Once the prototypes have been tested and checked it’s time to send them to the manufacturers; “The next step is to make any changes, and send them to the Chinese factory who then do 3D prints themselves (they'd be too fragile to ship). They then digitally scan the 3D printed models into software and then produce the high pressure injection moulds for the plastics from that”. This process of creating the injection moulds, commonly referred to as tooling, is where the major expense in any board game project is. Injection moulding tools can easily cost in the region of $15,000 and to achieve a suitable return from that investment you want to make as large a print run as possible. “The minimum order for most factories is 3000 units, and really 5000 units if you want a cost cheap enough that you can make money selling them so that can be another $40-$50k.” This is why so many board game creators, like Chris and Modiphius, are heading to Kickstarter to fund that investment.
“It's no surprise then that many people use Kickstarter to fund this; without backers it simply would be too great a risk, or would require expensive loans that make our kinds of businesses impractical. The other thing is I like giving great value to backers and Kickstarter lets us do that; by funding stretch goals we can give people even more value for their money and it helps us fund more stock and expansions to sell later on, so everyone wins.”
Kickstarter is where people like you and me come into the development of a game; it’s our backing of Kickstarter projects like Thunderbirds that can allow these games to move from a concept to a finished product we can play on our tabletop.

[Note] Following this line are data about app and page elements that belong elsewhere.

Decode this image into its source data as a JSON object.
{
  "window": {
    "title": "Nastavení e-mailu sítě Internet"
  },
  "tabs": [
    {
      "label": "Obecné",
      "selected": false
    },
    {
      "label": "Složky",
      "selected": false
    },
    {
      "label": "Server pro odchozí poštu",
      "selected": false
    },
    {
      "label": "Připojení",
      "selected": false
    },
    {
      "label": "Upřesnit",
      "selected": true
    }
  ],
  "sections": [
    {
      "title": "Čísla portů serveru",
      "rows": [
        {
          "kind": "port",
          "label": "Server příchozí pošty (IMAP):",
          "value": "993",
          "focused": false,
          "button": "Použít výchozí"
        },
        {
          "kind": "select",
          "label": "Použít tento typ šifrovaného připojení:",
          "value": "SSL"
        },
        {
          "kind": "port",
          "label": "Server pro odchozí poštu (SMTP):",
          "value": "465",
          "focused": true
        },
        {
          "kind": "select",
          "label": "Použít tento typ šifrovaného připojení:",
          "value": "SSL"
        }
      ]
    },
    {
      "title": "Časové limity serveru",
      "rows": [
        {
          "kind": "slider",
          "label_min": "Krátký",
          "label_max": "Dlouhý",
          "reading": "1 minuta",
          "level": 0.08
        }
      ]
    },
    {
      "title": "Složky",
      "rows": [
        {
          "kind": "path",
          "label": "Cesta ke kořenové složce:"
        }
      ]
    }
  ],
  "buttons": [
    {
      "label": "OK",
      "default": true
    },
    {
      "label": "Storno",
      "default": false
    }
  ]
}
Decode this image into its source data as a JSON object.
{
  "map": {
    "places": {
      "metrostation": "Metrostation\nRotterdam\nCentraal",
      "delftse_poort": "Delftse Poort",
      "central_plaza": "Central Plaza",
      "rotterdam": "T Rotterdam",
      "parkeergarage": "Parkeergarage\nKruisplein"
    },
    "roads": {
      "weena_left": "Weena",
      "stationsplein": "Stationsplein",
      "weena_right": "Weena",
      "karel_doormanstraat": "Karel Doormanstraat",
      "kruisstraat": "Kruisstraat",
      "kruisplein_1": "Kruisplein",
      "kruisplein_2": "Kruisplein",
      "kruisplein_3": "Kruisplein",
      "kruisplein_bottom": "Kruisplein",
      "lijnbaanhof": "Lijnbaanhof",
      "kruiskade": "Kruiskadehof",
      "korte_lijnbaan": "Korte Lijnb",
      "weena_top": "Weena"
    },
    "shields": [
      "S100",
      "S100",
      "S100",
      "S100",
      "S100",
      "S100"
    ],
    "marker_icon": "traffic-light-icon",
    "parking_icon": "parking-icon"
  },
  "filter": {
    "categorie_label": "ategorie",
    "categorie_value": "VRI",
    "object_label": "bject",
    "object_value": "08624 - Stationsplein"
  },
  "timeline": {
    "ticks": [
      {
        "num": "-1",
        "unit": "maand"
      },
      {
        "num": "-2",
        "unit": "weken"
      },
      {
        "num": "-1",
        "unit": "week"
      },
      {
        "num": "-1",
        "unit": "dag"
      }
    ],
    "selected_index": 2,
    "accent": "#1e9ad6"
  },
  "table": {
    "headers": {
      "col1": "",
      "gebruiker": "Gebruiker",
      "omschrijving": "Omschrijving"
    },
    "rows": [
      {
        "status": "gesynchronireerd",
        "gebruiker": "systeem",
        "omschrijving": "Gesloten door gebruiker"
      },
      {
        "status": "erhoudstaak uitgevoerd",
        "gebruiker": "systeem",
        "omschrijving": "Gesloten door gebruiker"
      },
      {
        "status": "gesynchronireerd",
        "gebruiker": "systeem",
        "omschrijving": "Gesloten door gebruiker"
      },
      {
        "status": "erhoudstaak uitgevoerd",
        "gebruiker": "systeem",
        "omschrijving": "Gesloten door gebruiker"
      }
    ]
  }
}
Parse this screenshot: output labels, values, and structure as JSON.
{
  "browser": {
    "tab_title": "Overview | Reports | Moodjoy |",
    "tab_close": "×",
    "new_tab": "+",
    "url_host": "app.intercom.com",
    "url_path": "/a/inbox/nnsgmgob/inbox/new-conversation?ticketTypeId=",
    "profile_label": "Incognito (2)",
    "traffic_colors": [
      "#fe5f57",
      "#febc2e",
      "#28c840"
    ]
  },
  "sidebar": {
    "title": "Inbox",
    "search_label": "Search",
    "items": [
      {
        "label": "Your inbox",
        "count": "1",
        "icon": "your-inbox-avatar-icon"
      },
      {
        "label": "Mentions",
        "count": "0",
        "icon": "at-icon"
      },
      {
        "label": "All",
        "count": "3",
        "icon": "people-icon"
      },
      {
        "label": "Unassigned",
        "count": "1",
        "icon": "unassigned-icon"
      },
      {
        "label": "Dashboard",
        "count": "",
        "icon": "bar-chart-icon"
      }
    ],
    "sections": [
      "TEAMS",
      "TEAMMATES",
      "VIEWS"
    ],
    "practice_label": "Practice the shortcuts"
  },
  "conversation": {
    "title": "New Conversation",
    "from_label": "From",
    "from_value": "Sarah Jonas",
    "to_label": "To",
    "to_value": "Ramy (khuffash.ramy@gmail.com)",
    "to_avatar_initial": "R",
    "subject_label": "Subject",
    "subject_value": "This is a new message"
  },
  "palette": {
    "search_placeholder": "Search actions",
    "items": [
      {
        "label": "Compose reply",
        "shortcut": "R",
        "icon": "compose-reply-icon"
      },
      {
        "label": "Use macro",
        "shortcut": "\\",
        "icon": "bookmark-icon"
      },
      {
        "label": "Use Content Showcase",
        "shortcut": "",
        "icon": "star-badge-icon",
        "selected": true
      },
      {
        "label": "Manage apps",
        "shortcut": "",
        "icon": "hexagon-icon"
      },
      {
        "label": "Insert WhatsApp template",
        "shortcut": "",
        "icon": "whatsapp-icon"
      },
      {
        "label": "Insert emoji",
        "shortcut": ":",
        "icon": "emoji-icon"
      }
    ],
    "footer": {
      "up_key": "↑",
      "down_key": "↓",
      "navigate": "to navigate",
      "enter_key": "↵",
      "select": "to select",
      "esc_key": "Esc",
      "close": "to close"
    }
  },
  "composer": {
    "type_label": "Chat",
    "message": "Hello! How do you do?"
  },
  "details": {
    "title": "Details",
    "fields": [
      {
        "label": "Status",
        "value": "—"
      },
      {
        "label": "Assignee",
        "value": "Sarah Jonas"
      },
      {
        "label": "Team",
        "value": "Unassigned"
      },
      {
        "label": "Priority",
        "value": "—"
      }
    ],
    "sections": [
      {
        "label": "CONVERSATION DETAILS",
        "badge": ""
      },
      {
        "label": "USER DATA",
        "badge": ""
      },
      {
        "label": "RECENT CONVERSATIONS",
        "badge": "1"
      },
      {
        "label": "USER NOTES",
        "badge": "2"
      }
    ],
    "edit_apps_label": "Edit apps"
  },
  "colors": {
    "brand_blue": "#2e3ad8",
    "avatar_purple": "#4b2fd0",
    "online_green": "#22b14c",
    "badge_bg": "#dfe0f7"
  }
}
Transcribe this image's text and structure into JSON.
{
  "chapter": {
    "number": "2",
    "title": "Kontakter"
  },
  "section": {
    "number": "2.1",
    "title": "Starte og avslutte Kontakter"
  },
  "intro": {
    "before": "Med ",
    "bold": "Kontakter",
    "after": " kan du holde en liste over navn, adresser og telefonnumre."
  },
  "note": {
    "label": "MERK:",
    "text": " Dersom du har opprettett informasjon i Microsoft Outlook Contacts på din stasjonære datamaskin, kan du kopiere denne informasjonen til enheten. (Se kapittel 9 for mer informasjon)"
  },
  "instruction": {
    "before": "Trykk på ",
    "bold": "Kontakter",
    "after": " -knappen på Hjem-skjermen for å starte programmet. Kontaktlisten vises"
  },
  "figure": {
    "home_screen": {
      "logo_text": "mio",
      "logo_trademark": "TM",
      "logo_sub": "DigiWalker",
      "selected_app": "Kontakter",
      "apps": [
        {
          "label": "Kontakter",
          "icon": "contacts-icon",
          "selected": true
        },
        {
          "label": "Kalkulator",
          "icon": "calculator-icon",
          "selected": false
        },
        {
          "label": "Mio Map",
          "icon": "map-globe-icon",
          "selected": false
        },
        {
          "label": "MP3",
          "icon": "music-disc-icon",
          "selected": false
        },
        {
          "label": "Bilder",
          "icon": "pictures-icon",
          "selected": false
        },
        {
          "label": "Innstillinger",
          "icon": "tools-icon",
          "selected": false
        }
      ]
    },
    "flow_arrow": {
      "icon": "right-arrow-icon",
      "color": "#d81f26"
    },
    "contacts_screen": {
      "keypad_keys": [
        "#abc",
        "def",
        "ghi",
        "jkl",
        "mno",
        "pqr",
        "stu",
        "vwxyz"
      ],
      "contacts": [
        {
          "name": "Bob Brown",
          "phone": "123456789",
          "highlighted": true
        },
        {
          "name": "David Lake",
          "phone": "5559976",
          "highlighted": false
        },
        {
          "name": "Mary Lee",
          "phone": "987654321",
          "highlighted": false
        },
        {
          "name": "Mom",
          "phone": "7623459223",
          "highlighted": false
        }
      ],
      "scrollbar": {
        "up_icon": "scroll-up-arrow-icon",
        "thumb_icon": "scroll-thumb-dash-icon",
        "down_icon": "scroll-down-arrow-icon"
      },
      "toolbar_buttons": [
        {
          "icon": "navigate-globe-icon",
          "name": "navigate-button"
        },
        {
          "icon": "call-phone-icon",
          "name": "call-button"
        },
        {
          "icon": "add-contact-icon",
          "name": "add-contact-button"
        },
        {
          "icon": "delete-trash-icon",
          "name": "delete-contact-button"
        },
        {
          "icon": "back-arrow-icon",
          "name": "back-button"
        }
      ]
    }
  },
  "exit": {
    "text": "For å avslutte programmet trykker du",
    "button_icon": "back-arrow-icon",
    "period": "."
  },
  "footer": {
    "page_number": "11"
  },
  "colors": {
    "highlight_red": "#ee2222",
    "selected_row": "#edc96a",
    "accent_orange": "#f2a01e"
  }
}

As I write this The Thunderbirds Co-operative Board Game still has a few weeks left on Kickstarter, it has raised over £150,000 but as with most projects the more money that can be invested up front the more than money can be used to make a better looking game and higher quality pieces.